Paul Scholes column

The more Jose Mourinho attempts to influence match officials, the more they are likely to ignore him
Frank Warren column: No cigar, but pots of money: here come the Cubans

Frank Warren's Ringside

No cigar, but pots of money: here come the Cubans
Isis hostage crisis: Militant group stands strong as its numerous enemies fail to find a common plan to defeat it

Isis stands strong as its numerous enemies fail to find a common plan to defeat it

The jihadis are being squeezed militarily and economically, but there is no sign of an implosion, says Patrick Cockburn
Virtual reality thrusts viewers into the frontline of global events - and puts film-goers at the heart of the action

Virtual reality: Seeing is believing

Virtual reality thrusts viewers into the frontline of global events - and puts film-goers at the heart of the action
Homeless Veterans appeal: MP says Coalition ‘not doing enough’

Homeless Veterans appeal

MP says Coalition ‘not doing enough’ to help
Larry David, Steve Coogan and other comedians share stories of depression in new documentary

Comedians share stories of depression

The director of the new documentary, Kevin Pollak, tells Jessica Barrett how he got them to talk
Has The Archers lost the plot with it's spicy storylines?

Has The Archers lost the plot?

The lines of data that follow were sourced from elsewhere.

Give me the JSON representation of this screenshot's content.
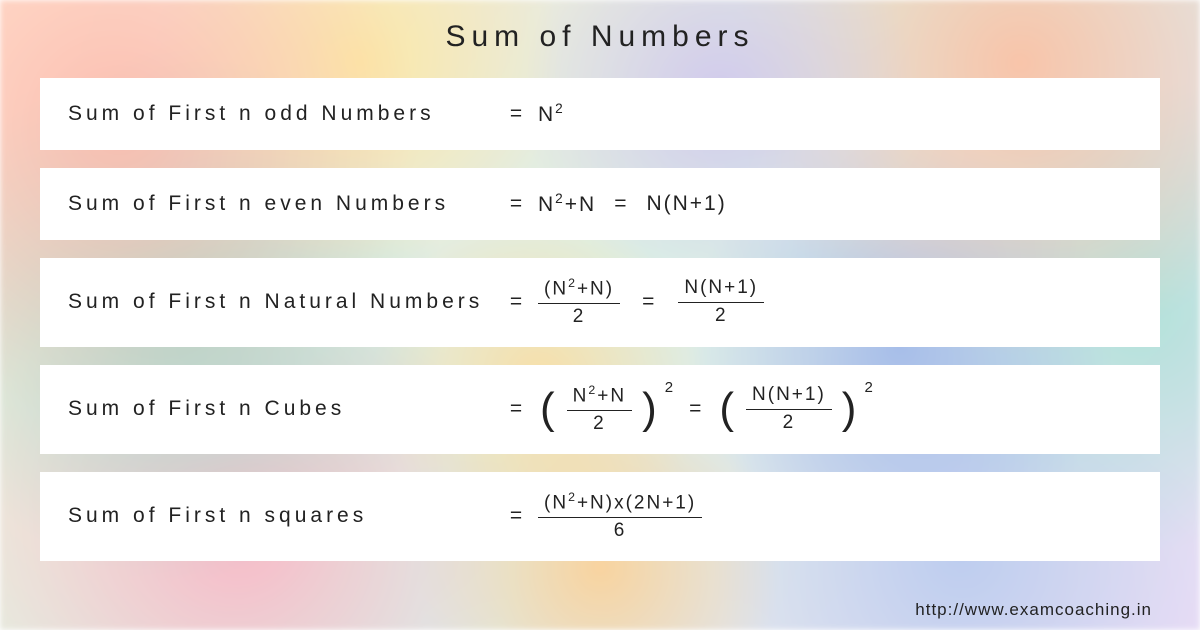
{
  "title": "Sum of Numbers",
  "rows": [
    {
      "label": "Sum of First n odd Numbers"
    },
    {
      "label": "Sum of First n even Numbers"
    },
    {
      "label": "Sum of First n Natural Numbers"
    },
    {
      "label": "Sum of First n Cubes"
    },
    {
      "label": "Sum of First n squares"
    }
  ],
  "formulas": {
    "odd": "N²",
    "even_a": "N²+N",
    "even_b": "N(N+1)",
    "natural_num_a": "(N²+N)",
    "natural_den": "2",
    "natural_num_b": "N(N+1)",
    "cubes_num_a": "N²+N",
    "cubes_den": "2",
    "cubes_num_b": "N(N+1)",
    "cubes_exp": "2",
    "squares_num": "(N²+N)x(2N+1)",
    "squares_den": "6"
  },
  "equals": "=",
  "footer": "http://www.examcoaching.in"
}
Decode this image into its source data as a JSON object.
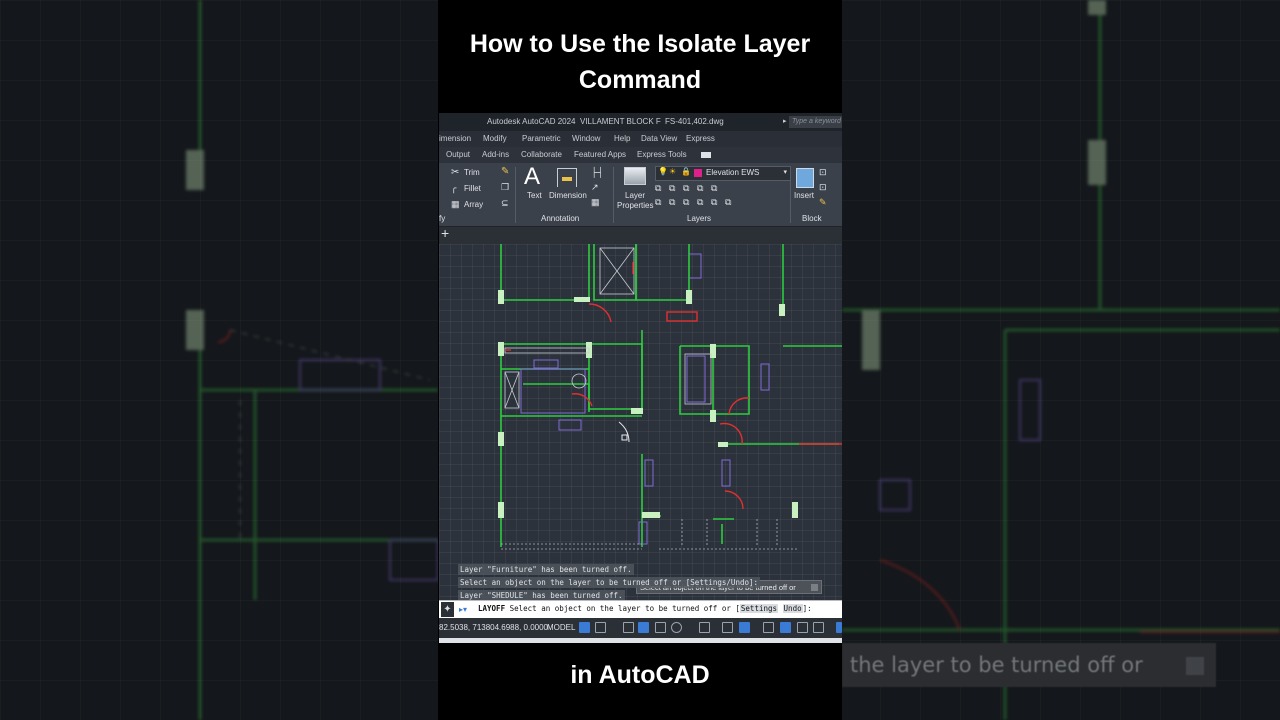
{
  "video": {
    "title": "How to Use the Isolate Layer Command",
    "subtitle": "in AutoCAD"
  },
  "background": {
    "tooltip_text": "the layer to be turned off or"
  },
  "autocad": {
    "app_title": "Autodesk AutoCAD 2024",
    "project": "VILLAMENT BLOCK F",
    "filename": "FS-401,402.dwg",
    "search_placeholder": "Type a keyword",
    "menus": [
      "imension",
      "Modify",
      "Parametric",
      "Window",
      "Help",
      "Data View",
      "Express"
    ],
    "tabs": [
      "Output",
      "Add-ins",
      "Collaborate",
      "Featured Apps",
      "Express Tools"
    ],
    "ribbon": {
      "modify_tools": [
        "Trim",
        "Fillet",
        "Array"
      ],
      "modify_group": "fy",
      "text_label": "Text",
      "dimension_label": "Dimension",
      "annotation_group": "Annotation",
      "layer_properties_label_1": "Layer",
      "layer_properties_label_2": "Properties",
      "current_layer": "Elevation EWS",
      "layer_color": "#e0208a",
      "layers_group": "Layers",
      "insert_label": "Insert",
      "block_group": "Block"
    },
    "canvas_tooltip": "Select an object on the layer to be turned off or",
    "command_history": [
      "Layer \"Furniture\" has been turned off.",
      "Select an object on the layer to be turned off or [Settings/Undo]:",
      "Layer \"SHEDULE\" has been turned off."
    ],
    "command_line": {
      "command": "LAYOFF",
      "prompt": "Select an object on the layer to be turned off or [",
      "option_1": "Settings",
      "option_2": "Undo",
      "end": "]:"
    },
    "status": {
      "coordinates": "82.5038, 713804.6988, 0.0000",
      "mode": "MODEL"
    },
    "colors": {
      "wall": "#2ecc40",
      "furniture": "#7f6bd6",
      "door": "#e03030",
      "accent": "#3a7bd5"
    }
  }
}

A growing number of listeners are voicing their discontent over the rural soap's spicy storylines; so loudly that even the BBC's director-general seems worried, says Simon Kelner
English Heritage adds 14 post-war office buildings to its protected lists

14 office buildings added to protected lists

Christopher Beanland explores the underrated appeal of these palaces of pen-pushing
Human skull discovery in Israel proves humans lived side-by-side with Neanderthals

Human skull discovery in Israel proves humans lived side-by-side with Neanderthals

Scientists unearthed the cranial fragments from Manot Cave in West Galilee